Reproduce the whole of the records exactly, and make sure no picture is carried into the result.

[Dataset rows for apps and sites]
------------------------------------

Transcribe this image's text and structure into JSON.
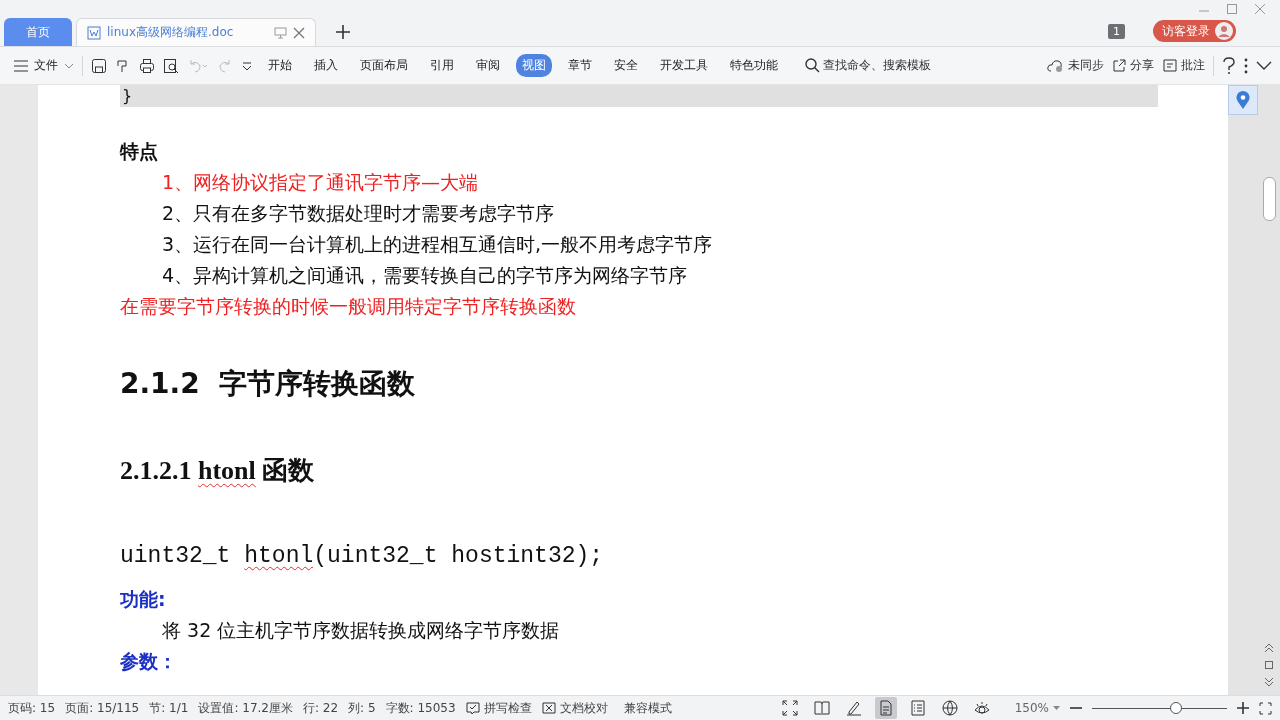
{
  "tabs": [
    {
      "label": "首页",
      "kind": "home",
      "selected": false
    },
    {
      "label": "linux高级网络编程.doc",
      "kind": "doc",
      "selected": true
    }
  ],
  "header": {
    "page_badge": "1",
    "login_button": "访客登录"
  },
  "toolbar": {
    "file_menu": "文件",
    "ribbon_tabs": [
      {
        "label": "开始",
        "selected": false
      },
      {
        "label": "插入",
        "selected": false
      },
      {
        "label": "页面布局",
        "selected": false
      },
      {
        "label": "引用",
        "selected": false
      },
      {
        "label": "审阅",
        "selected": false
      },
      {
        "label": "视图",
        "selected": true
      },
      {
        "label": "章节",
        "selected": false
      },
      {
        "label": "安全",
        "selected": false
      },
      {
        "label": "开发工具",
        "selected": false
      },
      {
        "label": "特色功能",
        "selected": false
      }
    ],
    "search": "查找命令、搜索模板",
    "sync": "未同步",
    "share": "分享",
    "comment": "批注"
  },
  "document": [
    {
      "kind": "code_end",
      "text": "}"
    },
    {
      "kind": "label",
      "text": "特点"
    },
    {
      "kind": "list_item",
      "text": "1、网络协议指定了通讯字节序—大端",
      "color": "#ee2222"
    },
    {
      "kind": "list_item",
      "text": "2、只有在多字节数据处理时才需要考虑字节序",
      "color": "#111111"
    },
    {
      "kind": "list_item",
      "text": "3、运行在同一台计算机上的进程相互通信时,一般不用考虑字节序",
      "color": "#111111"
    },
    {
      "kind": "list_item",
      "text": "4、异构计算机之间通讯，需要转换自己的字节序为网络字节序",
      "color": "#111111"
    },
    {
      "kind": "paragraph",
      "text": "在需要字节序转换的时候一般调用特定字节序转换函数",
      "color": "#ee2222"
    },
    {
      "kind": "heading2",
      "parts": [
        {
          "text": "2.1.2  字节序转换函数",
          "misspelled": false
        }
      ]
    },
    {
      "kind": "heading3",
      "parts": [
        {
          "text": "2.1.2.1 ",
          "misspelled": false
        },
        {
          "text": "htonl",
          "misspelled": true
        },
        {
          "text": " 函数",
          "misspelled": false
        }
      ]
    },
    {
      "kind": "code",
      "parts": [
        {
          "text": "uint32_t ",
          "misspelled": false
        },
        {
          "text": "htonl",
          "misspelled": true
        },
        {
          "text": "(uint32_t hostint32);",
          "misspelled": false
        }
      ]
    },
    {
      "kind": "blue_label",
      "text": "功能:"
    },
    {
      "kind": "indent_text",
      "text": "将 32 位主机字节序数据转换成网络字节序数据"
    },
    {
      "kind": "blue_label",
      "text": "参数："
    }
  ],
  "status_bar": {
    "items": [
      "页码: 15",
      "页面: 15/115",
      "节: 1/1",
      "设置值: 17.2厘米",
      "行: 22",
      "列: 5",
      "字数: 15053"
    ],
    "spell_check": "拼写检查",
    "proofing": "文档校对",
    "mode": "兼容模式",
    "views": [
      {
        "kind": "fullscreen",
        "selected": false
      },
      {
        "kind": "reading",
        "selected": false
      },
      {
        "kind": "pen",
        "selected": false
      },
      {
        "kind": "page",
        "selected": true
      },
      {
        "kind": "outline",
        "selected": false
      },
      {
        "kind": "web",
        "selected": false
      },
      {
        "kind": "eye",
        "selected": false
      }
    ],
    "zoom": "150%",
    "zoom_level": {
      "level": 0.62
    }
  }
}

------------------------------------

Result of the task:
Transcribe this image's text and structure into JSON.
{
  "tabs": [
    {
      "label": "首页",
      "kind": "home",
      "selected": false
    },
    {
      "label": "linux高级网络编程.doc",
      "kind": "doc",
      "selected": true
    }
  ],
  "header": {
    "page_badge": "1",
    "login_button": "访客登录"
  },
  "toolbar": {
    "file_menu": "文件",
    "ribbon_tabs": [
      {
        "label": "开始",
        "selected": false
      },
      {
        "label": "插入",
        "selected": false
      },
      {
        "label": "页面布局",
        "selected": false
      },
      {
        "label": "引用",
        "selected": false
      },
      {
        "label": "审阅",
        "selected": false
      },
      {
        "label": "视图",
        "selected": true
      },
      {
        "label": "章节",
        "selected": false
      },
      {
        "label": "安全",
        "selected": false
      },
      {
        "label": "开发工具",
        "selected": false
      },
      {
        "label": "特色功能",
        "selected": false
      }
    ],
    "search": "查找命令、搜索模板",
    "sync": "未同步",
    "share": "分享",
    "comment": "批注"
  },
  "document": [
    {
      "kind": "code_end",
      "text": "}"
    },
    {
      "kind": "label",
      "text": "特点"
    },
    {
      "kind": "list_item",
      "text": "1、网络协议指定了通讯字节序—大端",
      "color": "#ee2222"
    },
    {
      "kind": "list_item",
      "text": "2、只有在多字节数据处理时才需要考虑字节序",
      "color": "#111111"
    },
    {
      "kind": "list_item",
      "text": "3、运行在同一台计算机上的进程相互通信时,一般不用考虑字节序",
      "color": "#111111"
    },
    {
      "kind": "list_item",
      "text": "4、异构计算机之间通讯，需要转换自己的字节序为网络字节序",
      "color": "#111111"
    },
    {
      "kind": "paragraph",
      "text": "在需要字节序转换的时候一般调用特定字节序转换函数",
      "color": "#ee2222"
    },
    {
      "kind": "heading2",
      "parts": [
        {
          "text": "2.1.2  字节序转换函数",
          "misspelled": false
        }
      ]
    },
    {
      "kind": "heading3",
      "parts": [
        {
          "text": "2.1.2.1 ",
          "misspelled": false
        },
        {
          "text": "htonl",
          "misspelled": true
        },
        {
          "text": " 函数",
          "misspelled": false
        }
      ]
    },
    {
      "kind": "code",
      "parts": [
        {
          "text": "uint32_t ",
          "misspelled": false
        },
        {
          "text": "htonl",
          "misspelled": true
        },
        {
          "text": "(uint32_t hostint32);",
          "misspelled": false
        }
      ]
    },
    {
      "kind": "blue_label",
      "text": "功能:"
    },
    {
      "kind": "indent_text",
      "text": "将 32 位主机字节序数据转换成网络字节序数据"
    },
    {
      "kind": "blue_label",
      "text": "参数："
    }
  ],
  "status_bar": {
    "items": [
      "页码: 15",
      "页面: 15/115",
      "节: 1/1",
      "设置值: 17.2厘米",
      "行: 22",
      "列: 5",
      "字数: 15053"
    ],
    "spell_check": "拼写检查",
    "proofing": "文档校对",
    "mode": "兼容模式",
    "views": [
      {
        "kind": "fullscreen",
        "selected": false
      },
      {
        "kind": "reading",
        "selected": false
      },
      {
        "kind": "pen",
        "selected": false
      },
      {
        "kind": "page",
        "selected": true
      },
      {
        "kind": "outline",
        "selected": false
      },
      {
        "kind": "web",
        "selected": false
      },
      {
        "kind": "eye",
        "selected": false
      }
    ],
    "zoom": "150%",
    "zoom_level": {
      "level": 0.62
    }
  }
}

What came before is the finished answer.